Before the event, TC Tubantia had an interview with the widow of a policeman who had written a book on her husband’s working years. She also had a document with all registered murders in the eastern part of the Netherlands, maintained by her husband since 1945. Normally, we would publish this document on our website. This time, we made a dashboard using the Tableau software. We also blogged about how this came together on our RegioHack site.

During the hackathon, one project group came up with the subject of development of schools and the ageing of our region. By making a visualization of future projections, we understood which cities would get in trouble after a few years of decline in enrolments. With this insight, we made an article on how this would affect schools in our region.

We also started a very ambitious project, called De Tweehonderd van Twente (in English, The Two Hundred of Twente) to determine who had the most power in our region and build a database of the most influential people. Through a Google-ish calculation — who has the most ties with powerful organizations — a list of influential people will be composed. This could lead to a series of articles, but it’s also a powerful tool for journalists. Who has connections with who? You can ask questions to this database and use it in our daily routine. Also, this database has cultural value. Artists already asked if they could use this database when finished to make interactive art installations.

Figure 23. New communities around data journalism (photo by Heinze Havinga)

After RegioHack, we noticed that journalists considered data journalism as a viable addition to traditional journalism. My colleagues continued to use and build on the techniques learned on the day to create more ambitious and technical projects such as a database of the administrative costs of housing. With this data, I made an interactive map in Fusion Tables. We asked our readers to play around with the data and crowdsourced results (here, for example). After a lot of questions on how we made a map in Fusion Tables, I also recorded a video tutorial.

What did we learn? We learned a lot, but we also came along a lot of obstacles. We recognized these four:

Where to begin: question or data?

Almost all projects stalled when searching for information. Most of the time, they began with a journalistic question. But then? What data is available? Where can you find it? And when you find this data, can you answer your question with it. Journalists usually know where they can find information when doing research for an article.

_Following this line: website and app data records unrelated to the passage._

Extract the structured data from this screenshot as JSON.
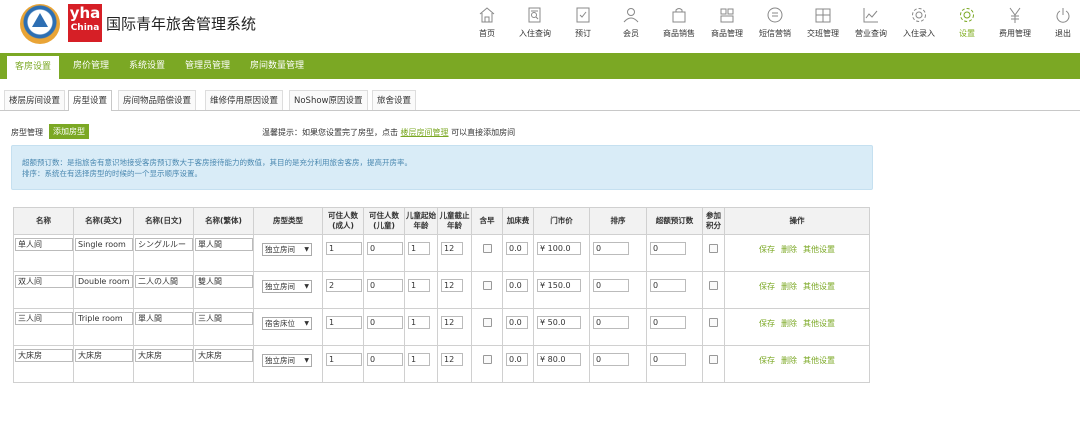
{
  "app": {
    "logo_top": "yha",
    "logo_bottom": "China",
    "title": "国际青年旅舍管理系统"
  },
  "nav": [
    {
      "label": "首页",
      "icon": "home-icon"
    },
    {
      "label": "入住查询",
      "icon": "checkin-query-icon"
    },
    {
      "label": "预订",
      "icon": "booking-icon"
    },
    {
      "label": "会员",
      "icon": "member-icon"
    },
    {
      "label": "商品销售",
      "icon": "shopping-bag-icon"
    },
    {
      "label": "商品管理",
      "icon": "goods-grid-icon"
    },
    {
      "label": "短信营销",
      "icon": "sms-icon"
    },
    {
      "label": "交班管理",
      "icon": "shift-icon"
    },
    {
      "label": "营业查询",
      "icon": "chart-icon"
    },
    {
      "label": "入住录入",
      "icon": "gear-outline-icon"
    },
    {
      "label": "设置",
      "icon": "settings-icon"
    },
    {
      "label": "费用管理",
      "icon": "yen-icon"
    },
    {
      "label": "退出",
      "icon": "power-icon"
    }
  ],
  "active_nav": "设置",
  "main_tabs": [
    "客房设置",
    "房价管理",
    "系统设置",
    "管理员管理",
    "房间数量管理"
  ],
  "sub_tabs": [
    "楼层房间设置",
    "房型设置",
    "房间物品赔偿设置",
    "维修停用原因设置",
    "NoShow原因设置",
    "旅舍设置"
  ],
  "room_type": {
    "label": "房型管理",
    "add_button": "添加房型",
    "tip_prefix": "温馨提示：如果您设置完了房型，点击",
    "tip_link": "楼层房间管理",
    "tip_suffix": "可以直接添加房间"
  },
  "info": {
    "line1": "超额预订数：是指旅舍有意识地接受客房预订数大于客房接待能力的数值，其目的是充分利用旅舍客房，提高开房率。",
    "line2": "排序：系统在有选择房型的时候的一个显示顺序设置。"
  },
  "table": {
    "headers": [
      "名称",
      "名称(英文)",
      "名称(日文)",
      "名称(繁体)",
      "房型类型",
      "可住人数(成人)",
      "可住人数(儿童)",
      "儿童起始年龄",
      "儿童截止年龄",
      "含早",
      "加床费",
      "门市价",
      "排序",
      "超额预订数",
      "参加积分",
      "操作"
    ],
    "currency": "¥",
    "ops": [
      "保存",
      "删除",
      "其他设置"
    ],
    "rows": [
      {
        "name": "单人间",
        "en": "Single room",
        "jp": "シングルルー",
        "tw": "單人間",
        "type": "独立房间",
        "adult": "1",
        "child": "0",
        "age_from": "1",
        "age_to": "12",
        "extra_bed": "0.0",
        "price": "100.0",
        "sort": "0",
        "overbook": "0"
      },
      {
        "name": "双人间",
        "en": "Double room",
        "jp": "二人の人間",
        "tw": "雙人間",
        "type": "独立房间",
        "adult": "2",
        "child": "0",
        "age_from": "1",
        "age_to": "12",
        "extra_bed": "0.0",
        "price": "150.0",
        "sort": "0",
        "overbook": "0"
      },
      {
        "name": "三人间",
        "en": "Triple room",
        "jp": "單人間",
        "tw": "三人間",
        "type": "宿舍床位",
        "adult": "1",
        "child": "0",
        "age_from": "1",
        "age_to": "12",
        "extra_bed": "0.0",
        "price": "50.0",
        "sort": "0",
        "overbook": "0"
      },
      {
        "name": "大床房",
        "en": "大床房",
        "jp": "大床房",
        "tw": "大床房",
        "type": "独立房间",
        "adult": "1",
        "child": "0",
        "age_from": "1",
        "age_to": "12",
        "extra_bed": "0.0",
        "price": "80.0",
        "sort": "0",
        "overbook": "0"
      }
    ]
  },
  "colors": {
    "brand_green": "#7ba824",
    "info_bg": "#d9ecf7",
    "logo_red": "#d61f26"
  }
}
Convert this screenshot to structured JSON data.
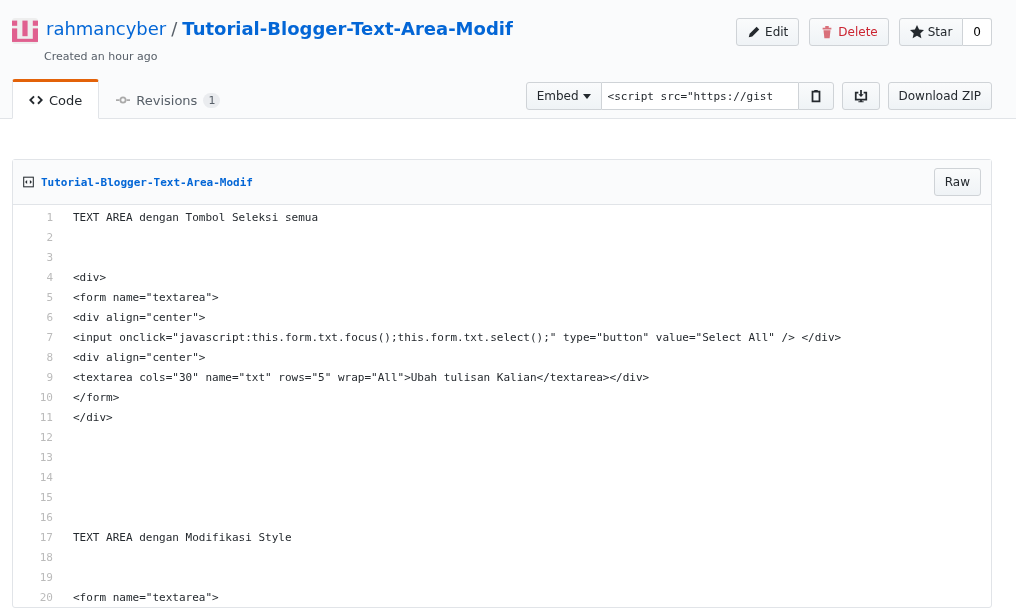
{
  "header": {
    "owner": "rahmancyber",
    "separator": "/",
    "gist_name": "Tutorial-Blogger-Text-Area-Modif",
    "created": "Created an hour ago",
    "actions": [
      {
        "kind": "edit",
        "label": "Edit"
      },
      {
        "kind": "delete",
        "label": "Delete"
      }
    ],
    "star": {
      "label": "Star",
      "count": "0"
    }
  },
  "tabs": [
    {
      "kind": "code",
      "label": "Code",
      "selected": true
    },
    {
      "kind": "revisions",
      "label": "Revisions",
      "count": "1",
      "selected": false
    }
  ],
  "embed": {
    "label": "Embed",
    "value": "<script src=\"https://gist"
  },
  "download": {
    "label": "Download ZIP"
  },
  "file": {
    "name": "Tutorial-Blogger-Text-Area-Modif",
    "raw": "Raw",
    "lines": [
      {
        "n": "1",
        "text": "TEXT AREA dengan Tombol Seleksi semua"
      },
      {
        "n": "2"
      },
      {
        "n": "3"
      },
      {
        "n": "4",
        "text": "<div>"
      },
      {
        "n": "5",
        "text": "<form name=\"textarea\">"
      },
      {
        "n": "6",
        "text": "<div align=\"center\">"
      },
      {
        "n": "7",
        "text": "<input onclick=\"javascript:this.form.txt.focus();this.form.txt.select();\" type=\"button\" value=\"Select All\" /> </div>"
      },
      {
        "n": "8",
        "text": "<div align=\"center\">"
      },
      {
        "n": "9",
        "text": "<textarea cols=\"30\" name=\"txt\" rows=\"5\" wrap=\"All\">Ubah tulisan Kalian</textarea></div>"
      },
      {
        "n": "10",
        "text": "</form>"
      },
      {
        "n": "11",
        "text": "</div>"
      },
      {
        "n": "12"
      },
      {
        "n": "13"
      },
      {
        "n": "14"
      },
      {
        "n": "15"
      },
      {
        "n": "16"
      },
      {
        "n": "17",
        "text": "TEXT AREA dengan Modifikasi Style"
      },
      {
        "n": "18"
      },
      {
        "n": "19"
      },
      {
        "n": "20",
        "text": "<form name=\"textarea\">"
      }
    ]
  }
}
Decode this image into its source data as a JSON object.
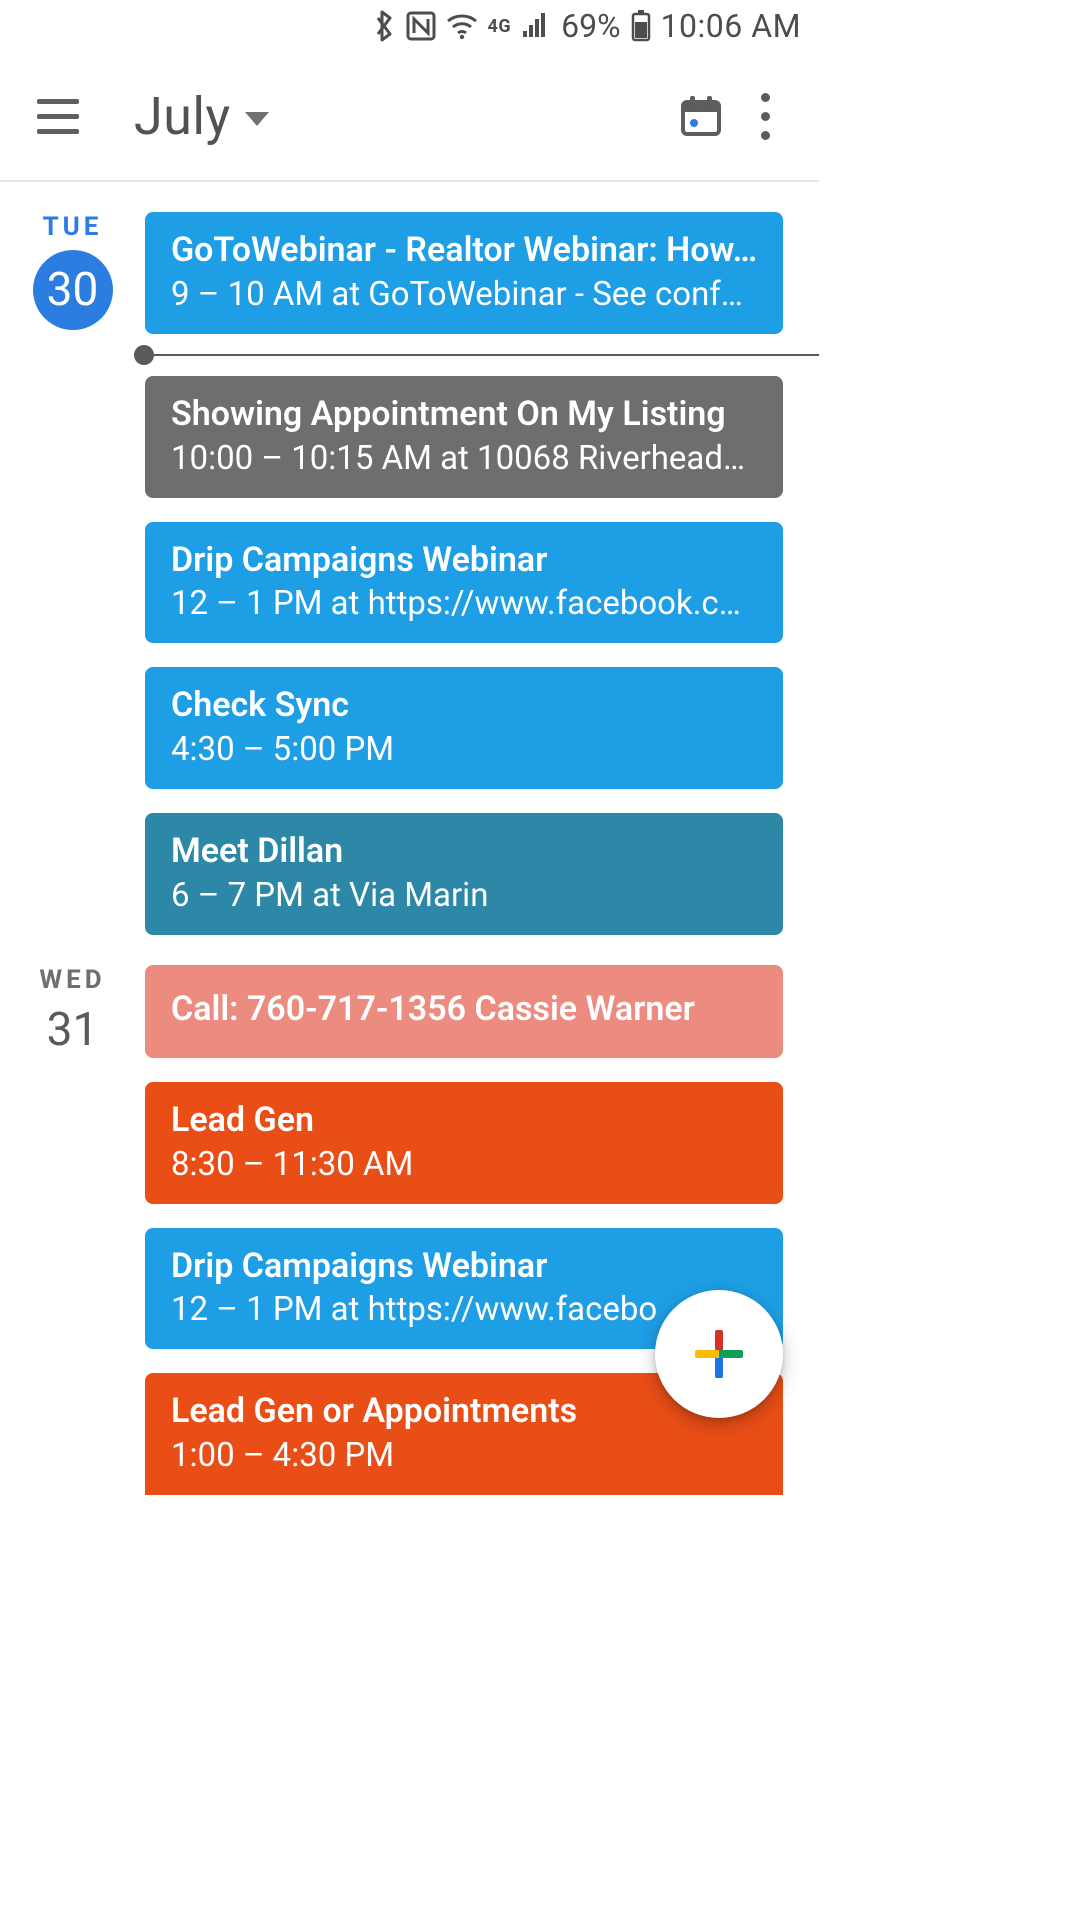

With data journalism, most journalists don’t know what information is available.

Little technical knowledge

Data journalism is quite a technical discipline. Sometimes you have to scrape, other times you’ll have to do some programming to visualize your results. For excellent data journalism, you’ll need two aspects: the journalistic insight of an experienced journalist and the technical know-how of a digital all-rounder. During RegioHack, this was not a common presence.

Is it news?

Participants mostly used one dataset to discover news, instead of searching interconnections between different sources. The reason for this: you need some statistical knowledge to to verify news from data journalism.

What’s the routine?

What above all comes down to, is that there’s no routine. The participants have some skills under their belt, but don’t know how and when to use them. One journalist compared it with baking a cake. ‘We have all the ingredients: flour, eggs, milk, etcetera. Now we throw it all in a bag, shake it and hope a cake comes out of it.' Indeed, we have all the ingredients, but don’t know what the recipe is.

What now? Our first experiences with data journalism could help other journalists or programmers aspiring the same field of work and we are working to produce a report.

Also, we are considering how to continue RegioHack in a hackathon form. We found it fun, educational and productive and a great introduction to data journalism.

But for data journalism to work, we have to integrate it in the newsroom. Journalists have to think in data, in addition to quotes, press releases, council meetings and so on. By doing RegioHack, we proved to our audience that data journalism isn’t just hype. We can write better informed and more distinctive articles, while presenting our readers different articles in print and online.

Jerry Vermanen,